* **Data for review**:
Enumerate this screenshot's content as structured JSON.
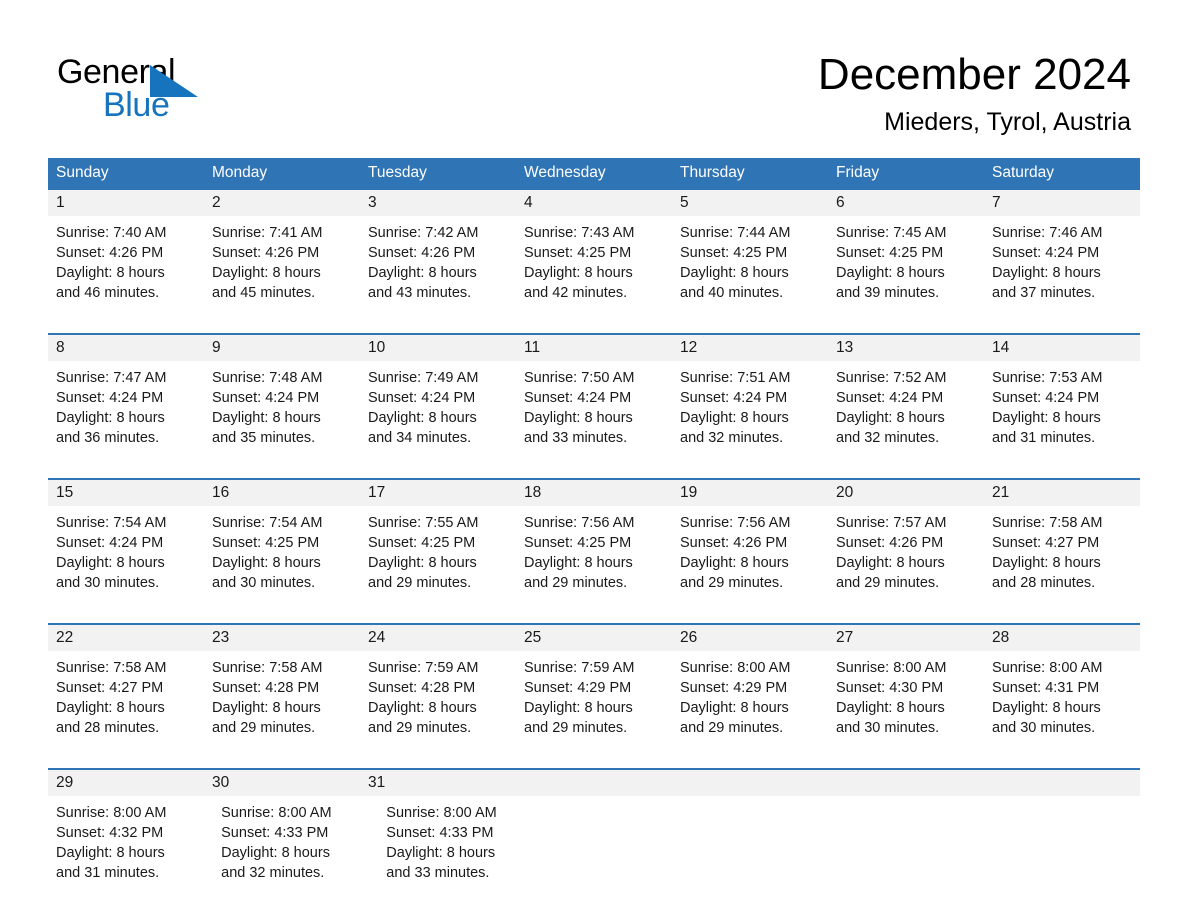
{
  "brand": {
    "line1": "General",
    "line2": "Blue",
    "triangle_icon": "triangle-icon",
    "black": "#000000",
    "blue": "#1673bd"
  },
  "header": {
    "month_title": "December 2024",
    "location": "Mieders, Tyrol, Austria"
  },
  "theme": {
    "header_blue": "#2f74b5",
    "date_band_gray": "#f2f2f2",
    "cell_white": "#ffffff",
    "text_black": "#1a1a1a"
  },
  "weekdays": [
    "Sunday",
    "Monday",
    "Tuesday",
    "Wednesday",
    "Thursday",
    "Friday",
    "Saturday"
  ],
  "weeks": [
    {
      "days": [
        {
          "date": "1",
          "sunrise": "Sunrise: 7:40 AM",
          "sunset": "Sunset: 4:26 PM",
          "daylight_1": "Daylight: 8 hours",
          "daylight_2": "and 46 minutes."
        },
        {
          "date": "2",
          "sunrise": "Sunrise: 7:41 AM",
          "sunset": "Sunset: 4:26 PM",
          "daylight_1": "Daylight: 8 hours",
          "daylight_2": "and 45 minutes."
        },
        {
          "date": "3",
          "sunrise": "Sunrise: 7:42 AM",
          "sunset": "Sunset: 4:26 PM",
          "daylight_1": "Daylight: 8 hours",
          "daylight_2": "and 43 minutes."
        },
        {
          "date": "4",
          "sunrise": "Sunrise: 7:43 AM",
          "sunset": "Sunset: 4:25 PM",
          "daylight_1": "Daylight: 8 hours",
          "daylight_2": "and 42 minutes."
        },
        {
          "date": "5",
          "sunrise": "Sunrise: 7:44 AM",
          "sunset": "Sunset: 4:25 PM",
          "daylight_1": "Daylight: 8 hours",
          "daylight_2": "and 40 minutes."
        },
        {
          "date": "6",
          "sunrise": "Sunrise: 7:45 AM",
          "sunset": "Sunset: 4:25 PM",
          "daylight_1": "Daylight: 8 hours",
          "daylight_2": "and 39 minutes."
        },
        {
          "date": "7",
          "sunrise": "Sunrise: 7:46 AM",
          "sunset": "Sunset: 4:24 PM",
          "daylight_1": "Daylight: 8 hours",
          "daylight_2": "and 37 minutes."
        }
      ]
    },
    {
      "days": [
        {
          "date": "8",
          "sunrise": "Sunrise: 7:47 AM",
          "sunset": "Sunset: 4:24 PM",
          "daylight_1": "Daylight: 8 hours",
          "daylight_2": "and 36 minutes."
        },
        {
          "date": "9",
          "sunrise": "Sunrise: 7:48 AM",
          "sunset": "Sunset: 4:24 PM",
          "daylight_1": "Daylight: 8 hours",
          "daylight_2": "and 35 minutes."
        },
        {
          "date": "10",
          "sunrise": "Sunrise: 7:49 AM",
          "sunset": "Sunset: 4:24 PM",
          "daylight_1": "Daylight: 8 hours",
          "daylight_2": "and 34 minutes."
        },
        {
          "date": "11",
          "sunrise": "Sunrise: 7:50 AM",
          "sunset": "Sunset: 4:24 PM",
          "daylight_1": "Daylight: 8 hours",
          "daylight_2": "and 33 minutes."
        },
        {
          "date": "12",
          "sunrise": "Sunrise: 7:51 AM",
          "sunset": "Sunset: 4:24 PM",
          "daylight_1": "Daylight: 8 hours",
          "daylight_2": "and 32 minutes."
        },
        {
          "date": "13",
          "sunrise": "Sunrise: 7:52 AM",
          "sunset": "Sunset: 4:24 PM",
          "daylight_1": "Daylight: 8 hours",
          "daylight_2": "and 32 minutes."
        },
        {
          "date": "14",
          "sunrise": "Sunrise: 7:53 AM",
          "sunset": "Sunset: 4:24 PM",
          "daylight_1": "Daylight: 8 hours",
          "daylight_2": "and 31 minutes."
        }
      ]
    },
    {
      "days": [
        {
          "date": "15",
          "sunrise": "Sunrise: 7:54 AM",
          "sunset": "Sunset: 4:24 PM",
          "daylight_1": "Daylight: 8 hours",
          "daylight_2": "and 30 minutes."
        },
        {
          "date": "16",
          "sunrise": "Sunrise: 7:54 AM",
          "sunset": "Sunset: 4:25 PM",
          "daylight_1": "Daylight: 8 hours",
          "daylight_2": "and 30 minutes."
        },
        {
          "date": "17",
          "sunrise": "Sunrise: 7:55 AM",
          "sunset": "Sunset: 4:25 PM",
          "daylight_1": "Daylight: 8 hours",
          "daylight_2": "and 29 minutes."
        },
        {
          "date": "18",
          "sunrise": "Sunrise: 7:56 AM",
          "sunset": "Sunset: 4:25 PM",
          "daylight_1": "Daylight: 8 hours",
          "daylight_2": "and 29 minutes."
        },
        {
          "date": "19",
          "sunrise": "Sunrise: 7:56 AM",
          "sunset": "Sunset: 4:26 PM",
          "daylight_1": "Daylight: 8 hours",
          "daylight_2": "and 29 minutes."
        },
        {
          "date": "20",
          "sunrise": "Sunrise: 7:57 AM",
          "sunset": "Sunset: 4:26 PM",
          "daylight_1": "Daylight: 8 hours",
          "daylight_2": "and 29 minutes."
        },
        {
          "date": "21",
          "sunrise": "Sunrise: 7:58 AM",
          "sunset": "Sunset: 4:27 PM",
          "daylight_1": "Daylight: 8 hours",
          "daylight_2": "and 28 minutes."
        }
      ]
    },
    {
      "days": [
        {
          "date": "22",
          "sunrise": "Sunrise: 7:58 AM",
          "sunset": "Sunset: 4:27 PM",
          "daylight_1": "Daylight: 8 hours",
          "daylight_2": "and 28 minutes."
        },
        {
          "date": "23",
          "sunrise": "Sunrise: 7:58 AM",
          "sunset": "Sunset: 4:28 PM",
          "daylight_1": "Daylight: 8 hours",
          "daylight_2": "and 29 minutes."
        },
        {
          "date": "24",
          "sunrise": "Sunrise: 7:59 AM",
          "sunset": "Sunset: 4:28 PM",
          "daylight_1": "Daylight: 8 hours",
          "daylight_2": "and 29 minutes."
        },
        {
          "date": "25",
          "sunrise": "Sunrise: 7:59 AM",
          "sunset": "Sunset: 4:29 PM",
          "daylight_1": "Daylight: 8 hours",
          "daylight_2": "and 29 minutes."
        },
        {
          "date": "26",
          "sunrise": "Sunrise: 8:00 AM",
          "sunset": "Sunset: 4:29 PM",
          "daylight_1": "Daylight: 8 hours",
          "daylight_2": "and 29 minutes."
        },
        {
          "date": "27",
          "sunrise": "Sunrise: 8:00 AM",
          "sunset": "Sunset: 4:30 PM",
          "daylight_1": "Daylight: 8 hours",
          "daylight_2": "and 30 minutes."
        },
        {
          "date": "28",
          "sunrise": "Sunrise: 8:00 AM",
          "sunset": "Sunset: 4:31 PM",
          "daylight_1": "Daylight: 8 hours",
          "daylight_2": "and 30 minutes."
        }
      ]
    },
    {
      "days": [
        {
          "date": "29",
          "sunrise": "Sunrise: 8:00 AM",
          "sunset": "Sunset: 4:32 PM",
          "daylight_1": "Daylight: 8 hours",
          "daylight_2": "and 31 minutes."
        },
        {
          "date": "30",
          "sunrise": "Sunrise: 8:00 AM",
          "sunset": "Sunset: 4:33 PM",
          "daylight_1": "Daylight: 8 hours",
          "daylight_2": "and 32 minutes."
        },
        {
          "date": "31",
          "sunrise": "Sunrise: 8:00 AM",
          "sunset": "Sunset: 4:33 PM",
          "daylight_1": "Daylight: 8 hours",
          "daylight_2": "and 33 minutes."
        },
        null,
        null,
        null,
        null
      ]
    }
  ]
}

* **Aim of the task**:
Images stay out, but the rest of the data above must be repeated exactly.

* **Answer**:
Enumerate this screenshot's content as structured JSON.
{
  "brand": {
    "line1": "General",
    "line2": "Blue",
    "triangle_icon": "triangle-icon",
    "black": "#000000",
    "blue": "#1673bd"
  },
  "header": {
    "month_title": "December 2024",
    "location": "Mieders, Tyrol, Austria"
  },
  "theme": {
    "header_blue": "#2f74b5",
    "date_band_gray": "#f2f2f2",
    "cell_white": "#ffffff",
    "text_black": "#1a1a1a"
  },
  "weekdays": [
    "Sunday",
    "Monday",
    "Tuesday",
    "Wednesday",
    "Thursday",
    "Friday",
    "Saturday"
  ],
  "weeks": [
    {
      "days": [
        {
          "date": "1",
          "sunrise": "Sunrise: 7:40 AM",
          "sunset": "Sunset: 4:26 PM",
          "daylight_1": "Daylight: 8 hours",
          "daylight_2": "and 46 minutes."
        },
        {
          "date": "2",
          "sunrise": "Sunrise: 7:41 AM",
          "sunset": "Sunset: 4:26 PM",
          "daylight_1": "Daylight: 8 hours",
          "daylight_2": "and 45 minutes."
        },
        {
          "date": "3",
          "sunrise": "Sunrise: 7:42 AM",
          "sunset": "Sunset: 4:26 PM",
          "daylight_1": "Daylight: 8 hours",
          "daylight_2": "and 43 minutes."
        },
        {
          "date": "4",
          "sunrise": "Sunrise: 7:43 AM",
          "sunset": "Sunset: 4:25 PM",
          "daylight_1": "Daylight: 8 hours",
          "daylight_2": "and 42 minutes."
        },
        {
          "date": "5",
          "sunrise": "Sunrise: 7:44 AM",
          "sunset": "Sunset: 4:25 PM",
          "daylight_1": "Daylight: 8 hours",
          "daylight_2": "and 40 minutes."
        },
        {
          "date": "6",
          "sunrise": "Sunrise: 7:45 AM",
          "sunset": "Sunset: 4:25 PM",
          "daylight_1": "Daylight: 8 hours",
          "daylight_2": "and 39 minutes."
        },
        {
          "date": "7",
          "sunrise": "Sunrise: 7:46 AM",
          "sunset": "Sunset: 4:24 PM",
          "daylight_1": "Daylight: 8 hours",
          "daylight_2": "and 37 minutes."
        }
      ]
    },
    {
      "days": [
        {
          "date": "8",
          "sunrise": "Sunrise: 7:47 AM",
          "sunset": "Sunset: 4:24 PM",
          "daylight_1": "Daylight: 8 hours",
          "daylight_2": "and 36 minutes."
        },
        {
          "date": "9",
          "sunrise": "Sunrise: 7:48 AM",
          "sunset": "Sunset: 4:24 PM",
          "daylight_1": "Daylight: 8 hours",
          "daylight_2": "and 35 minutes."
        },
        {
          "date": "10",
          "sunrise": "Sunrise: 7:49 AM",
          "sunset": "Sunset: 4:24 PM",
          "daylight_1": "Daylight: 8 hours",
          "daylight_2": "and 34 minutes."
        },
        {
          "date": "11",
          "sunrise": "Sunrise: 7:50 AM",
          "sunset": "Sunset: 4:24 PM",
          "daylight_1": "Daylight: 8 hours",
          "daylight_2": "and 33 minutes."
        },
        {
          "date": "12",
          "sunrise": "Sunrise: 7:51 AM",
          "sunset": "Sunset: 4:24 PM",
          "daylight_1": "Daylight: 8 hours",
          "daylight_2": "and 32 minutes."
        },
        {
          "date": "13",
          "sunrise": "Sunrise: 7:52 AM",
          "sunset": "Sunset: 4:24 PM",
          "daylight_1": "Daylight: 8 hours",
          "daylight_2": "and 32 minutes."
        },
        {
          "date": "14",
          "sunrise": "Sunrise: 7:53 AM",
          "sunset": "Sunset: 4:24 PM",
          "daylight_1": "Daylight: 8 hours",
          "daylight_2": "and 31 minutes."
        }
      ]
    },
    {
      "days": [
        {
          "date": "15",
          "sunrise": "Sunrise: 7:54 AM",
          "sunset": "Sunset: 4:24 PM",
          "daylight_1": "Daylight: 8 hours",
          "daylight_2": "and 30 minutes."
        },
        {
          "date": "16",
          "sunrise": "Sunrise: 7:54 AM",
          "sunset": "Sunset: 4:25 PM",
          "daylight_1": "Daylight: 8 hours",
          "daylight_2": "and 30 minutes."
        },
        {
          "date": "17",
          "sunrise": "Sunrise: 7:55 AM",
          "sunset": "Sunset: 4:25 PM",
          "daylight_1": "Daylight: 8 hours",
          "daylight_2": "and 29 minutes."
        },
        {
          "date": "18",
          "sunrise": "Sunrise: 7:56 AM",
          "sunset": "Sunset: 4:25 PM",
          "daylight_1": "Daylight: 8 hours",
          "daylight_2": "and 29 minutes."
        },
        {
          "date": "19",
          "sunrise": "Sunrise: 7:56 AM",
          "sunset": "Sunset: 4:26 PM",
          "daylight_1": "Daylight: 8 hours",
          "daylight_2": "and 29 minutes."
        },
        {
          "date": "20",
          "sunrise": "Sunrise: 7:57 AM",
          "sunset": "Sunset: 4:26 PM",
          "daylight_1": "Daylight: 8 hours",
          "daylight_2": "and 29 minutes."
        },
        {
          "date": "21",
          "sunrise": "Sunrise: 7:58 AM",
          "sunset": "Sunset: 4:27 PM",
          "daylight_1": "Daylight: 8 hours",
          "daylight_2": "and 28 minutes."
        }
      ]
    },
    {
      "days": [
        {
          "date": "22",
          "sunrise": "Sunrise: 7:58 AM",
          "sunset": "Sunset: 4:27 PM",
          "daylight_1": "Daylight: 8 hours",
          "daylight_2": "and 28 minutes."
        },
        {
          "date": "23",
          "sunrise": "Sunrise: 7:58 AM",
          "sunset": "Sunset: 4:28 PM",
          "daylight_1": "Daylight: 8 hours",
          "daylight_2": "and 29 minutes."
        },
        {
          "date": "24",
          "sunrise": "Sunrise: 7:59 AM",
          "sunset": "Sunset: 4:28 PM",
          "daylight_1": "Daylight: 8 hours",
          "daylight_2": "and 29 minutes."
        },
        {
          "date": "25",
          "sunrise": "Sunrise: 7:59 AM",
          "sunset": "Sunset: 4:29 PM",
          "daylight_1": "Daylight: 8 hours",
          "daylight_2": "and 29 minutes."
        },
        {
          "date": "26",
          "sunrise": "Sunrise: 8:00 AM",
          "sunset": "Sunset: 4:29 PM",
          "daylight_1": "Daylight: 8 hours",
          "daylight_2": "and 29 minutes."
        },
        {
          "date": "27",
          "sunrise": "Sunrise: 8:00 AM",
          "sunset": "Sunset: 4:30 PM",
          "daylight_1": "Daylight: 8 hours",
          "daylight_2": "and 30 minutes."
        },
        {
          "date": "28",
          "sunrise": "Sunrise: 8:00 AM",
          "sunset": "Sunset: 4:31 PM",
          "daylight_1": "Daylight: 8 hours",
          "daylight_2": "and 30 minutes."
        }
      ]
    },
    {
      "days": [
        {
          "date": "29",
          "sunrise": "Sunrise: 8:00 AM",
          "sunset": "Sunset: 4:32 PM",
          "daylight_1": "Daylight: 8 hours",
          "daylight_2": "and 31 minutes."
        },
        {
          "date": "30",
          "sunrise": "Sunrise: 8:00 AM",
          "sunset": "Sunset: 4:33 PM",
          "daylight_1": "Daylight: 8 hours",
          "daylight_2": "and 32 minutes."
        },
        {
          "date": "31",
          "sunrise": "Sunrise: 8:00 AM",
          "sunset": "Sunset: 4:33 PM",
          "daylight_1": "Daylight: 8 hours",
          "daylight_2": "and 33 minutes."
        },
        null,
        null,
        null,
        null
      ]
    }
  ]
}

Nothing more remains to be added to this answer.